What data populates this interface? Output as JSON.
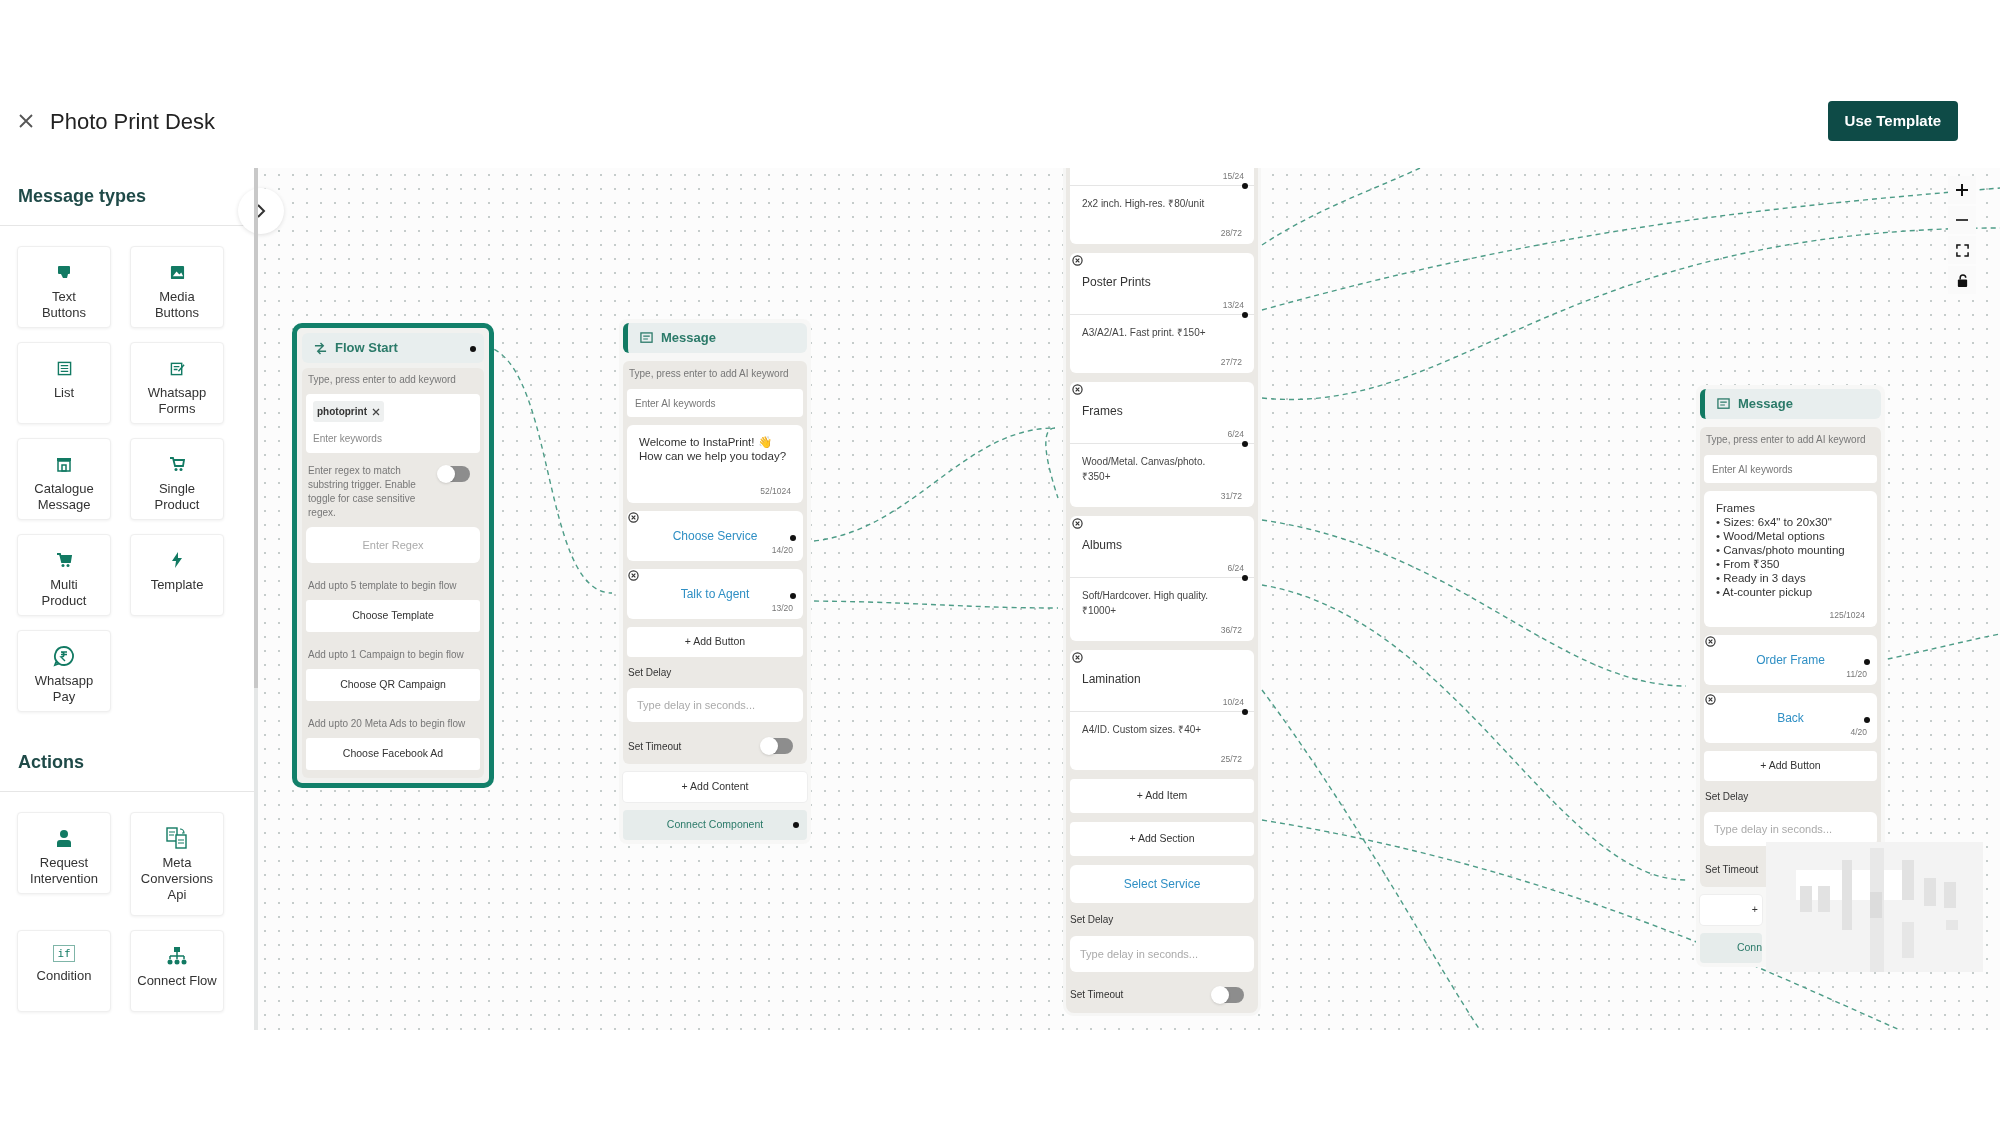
{
  "header": {
    "title": "Photo Print Desk",
    "action": "Use Template"
  },
  "sidebar": {
    "sections": [
      {
        "title": "Message types",
        "items": [
          {
            "label": "Text\nButtons"
          },
          {
            "label": "Media\nButtons"
          },
          {
            "label": "List"
          },
          {
            "label": "Whatsapp\nForms"
          },
          {
            "label": "Catalogue\nMessage"
          },
          {
            "label": "Single\nProduct"
          },
          {
            "label": "Multi\nProduct"
          },
          {
            "label": "Template"
          },
          {
            "label": "Whatsapp\nPay"
          }
        ]
      },
      {
        "title": "Actions",
        "items": [
          {
            "label": "Request\nIntervention"
          },
          {
            "label": "Meta\nConversions\nApi"
          },
          {
            "label": "Condition",
            "icon_text": "if"
          },
          {
            "label": "Connect Flow"
          }
        ]
      }
    ]
  },
  "flow_start": {
    "title": "Flow Start",
    "keyword_hint": "Type, press enter to add keyword",
    "keywords": [
      "photoprint"
    ],
    "keyword_placeholder": "Enter keywords",
    "regex_hint": "Enter regex to match substring trigger. Enable toggle for case sensitive regex.",
    "regex_case_sensitive": false,
    "regex_placeholder": "Enter Regex",
    "triggers": [
      {
        "hint": "Add upto 5 template to begin flow",
        "button": "Choose Template"
      },
      {
        "hint": "Add upto 1 Campaign to begin flow",
        "button": "Choose QR Campaign"
      },
      {
        "hint": "Add upto 20 Meta Ads to begin flow",
        "button": "Choose Facebook Ad"
      }
    ]
  },
  "message_nodes": [
    {
      "title": "Message",
      "ai_hint": "Type, press enter to add AI keyword",
      "ai_placeholder": "Enter AI keywords",
      "text": "Welcome to InstaPrint! 👋\nHow can we help you today?",
      "text_count": "52/1024",
      "buttons": [
        {
          "label": "Choose Service",
          "count": "14/20"
        },
        {
          "label": "Talk to Agent",
          "count": "13/20"
        }
      ],
      "add_button": "+ Add Button",
      "delay_label": "Set Delay",
      "delay_placeholder": "Type delay in seconds...",
      "timeout_label": "Set Timeout",
      "timeout": false,
      "add_content": "+ Add Content",
      "connect": "Connect Component"
    },
    {
      "title": "Message",
      "ai_hint": "Type, press enter to add AI keyword",
      "ai_placeholder": "Enter AI keywords",
      "text": "Frames\n• Sizes: 6x4\" to 20x30\"\n• Wood/Metal options\n• Canvas/photo mounting\n• From ₹350\n• Ready in 3 days\n• At-counter pickup",
      "text_count": "125/1024",
      "buttons": [
        {
          "label": "Order Frame",
          "count": "11/20"
        },
        {
          "label": "Back",
          "count": "4/20"
        }
      ],
      "add_button": "+ Add Button",
      "delay_label": "Set Delay",
      "delay_placeholder": "Type delay in seconds...",
      "timeout_label": "Set Timeout",
      "add_content": "+",
      "connect": "Conn"
    }
  ],
  "list_node": {
    "items": [
      {
        "title_count": "15/24",
        "description": "2x2 inch. High-res. ₹80/unit",
        "description_count": "28/72"
      },
      {
        "title": "Poster Prints",
        "title_count": "13/24",
        "description": "A3/A2/A1. Fast print. ₹150+",
        "description_count": "27/72"
      },
      {
        "title": "Frames",
        "title_count": "6/24",
        "description": "Wood/Metal. Canvas/photo. ₹350+",
        "description_count": "31/72"
      },
      {
        "title": "Albums",
        "title_count": "6/24",
        "description": "Soft/Hardcover. High quality. ₹1000+",
        "description_count": "36/72"
      },
      {
        "title": "Lamination",
        "title_count": "10/24",
        "description": "A4/ID. Custom sizes. ₹40+",
        "description_count": "25/72"
      }
    ],
    "add_item": "+ Add Item",
    "add_section": "+ Add Section",
    "button": "Select Service",
    "delay_label": "Set Delay",
    "delay_placeholder": "Type delay in seconds...",
    "timeout_label": "Set Timeout",
    "timeout": false
  }
}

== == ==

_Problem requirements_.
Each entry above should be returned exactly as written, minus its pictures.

_Solution_.
What data populates this interface? Output as JSON.
{
  "header": {
    "title": "Photo Print Desk",
    "action": "Use Template"
  },
  "sidebar": {
    "sections": [
      {
        "title": "Message types",
        "items": [
          {
            "label": "Text\nButtons"
          },
          {
            "label": "Media\nButtons"
          },
          {
            "label": "List"
          },
          {
            "label": "Whatsapp\nForms"
          },
          {
            "label": "Catalogue\nMessage"
          },
          {
            "label": "Single\nProduct"
          },
          {
            "label": "Multi\nProduct"
          },
          {
            "label": "Template"
          },
          {
            "label": "Whatsapp\nPay"
          }
        ]
      },
      {
        "title": "Actions",
        "items": [
          {
            "label": "Request\nIntervention"
          },
          {
            "label": "Meta\nConversions\nApi"
          },
          {
            "label": "Condition",
            "icon_text": "if"
          },
          {
            "label": "Connect Flow"
          }
        ]
      }
    ]
  },
  "flow_start": {
    "title": "Flow Start",
    "keyword_hint": "Type, press enter to add keyword",
    "keywords": [
      "photoprint"
    ],
    "keyword_placeholder": "Enter keywords",
    "regex_hint": "Enter regex to match substring trigger. Enable toggle for case sensitive regex.",
    "regex_case_sensitive": false,
    "regex_placeholder": "Enter Regex",
    "triggers": [
      {
        "hint": "Add upto 5 template to begin flow",
        "button": "Choose Template"
      },
      {
        "hint": "Add upto 1 Campaign to begin flow",
        "button": "Choose QR Campaign"
      },
      {
        "hint": "Add upto 20 Meta Ads to begin flow",
        "button": "Choose Facebook Ad"
      }
    ]
  },
  "message_nodes": [
    {
      "title": "Message",
      "ai_hint": "Type, press enter to add AI keyword",
      "ai_placeholder": "Enter AI keywords",
      "text": "Welcome to InstaPrint! 👋\nHow can we help you today?",
      "text_count": "52/1024",
      "buttons": [
        {
          "label": "Choose Service",
          "count": "14/20"
        },
        {
          "label": "Talk to Agent",
          "count": "13/20"
        }
      ],
      "add_button": "+ Add Button",
      "delay_label": "Set Delay",
      "delay_placeholder": "Type delay in seconds...",
      "timeout_label": "Set Timeout",
      "timeout": false,
      "add_content": "+ Add Content",
      "connect": "Connect Component"
    },
    {
      "title": "Message",
      "ai_hint": "Type, press enter to add AI keyword",
      "ai_placeholder": "Enter AI keywords",
      "text": "Frames\n• Sizes: 6x4\" to 20x30\"\n• Wood/Metal options\n• Canvas/photo mounting\n• From ₹350\n• Ready in 3 days\n• At-counter pickup",
      "text_count": "125/1024",
      "buttons": [
        {
          "label": "Order Frame",
          "count": "11/20"
        },
        {
          "label": "Back",
          "count": "4/20"
        }
      ],
      "add_button": "+ Add Button",
      "delay_label": "Set Delay",
      "delay_placeholder": "Type delay in seconds...",
      "timeout_label": "Set Timeout",
      "add_content": "+",
      "connect": "Conn"
    }
  ],
  "list_node": {
    "items": [
      {
        "title_count": "15/24",
        "description": "2x2 inch. High-res. ₹80/unit",
        "description_count": "28/72"
      },
      {
        "title": "Poster Prints",
        "title_count": "13/24",
        "description": "A3/A2/A1. Fast print. ₹150+",
        "description_count": "27/72"
      },
      {
        "title": "Frames",
        "title_count": "6/24",
        "description": "Wood/Metal. Canvas/photo. ₹350+",
        "description_count": "31/72"
      },
      {
        "title": "Albums",
        "title_count": "6/24",
        "description": "Soft/Hardcover. High quality. ₹1000+",
        "description_count": "36/72"
      },
      {
        "title": "Lamination",
        "title_count": "10/24",
        "description": "A4/ID. Custom sizes. ₹40+",
        "description_count": "25/72"
      }
    ],
    "add_item": "+ Add Item",
    "add_section": "+ Add Section",
    "button": "Select Service",
    "delay_label": "Set Delay",
    "delay_placeholder": "Type delay in seconds...",
    "timeout_label": "Set Timeout",
    "timeout": false
  }
}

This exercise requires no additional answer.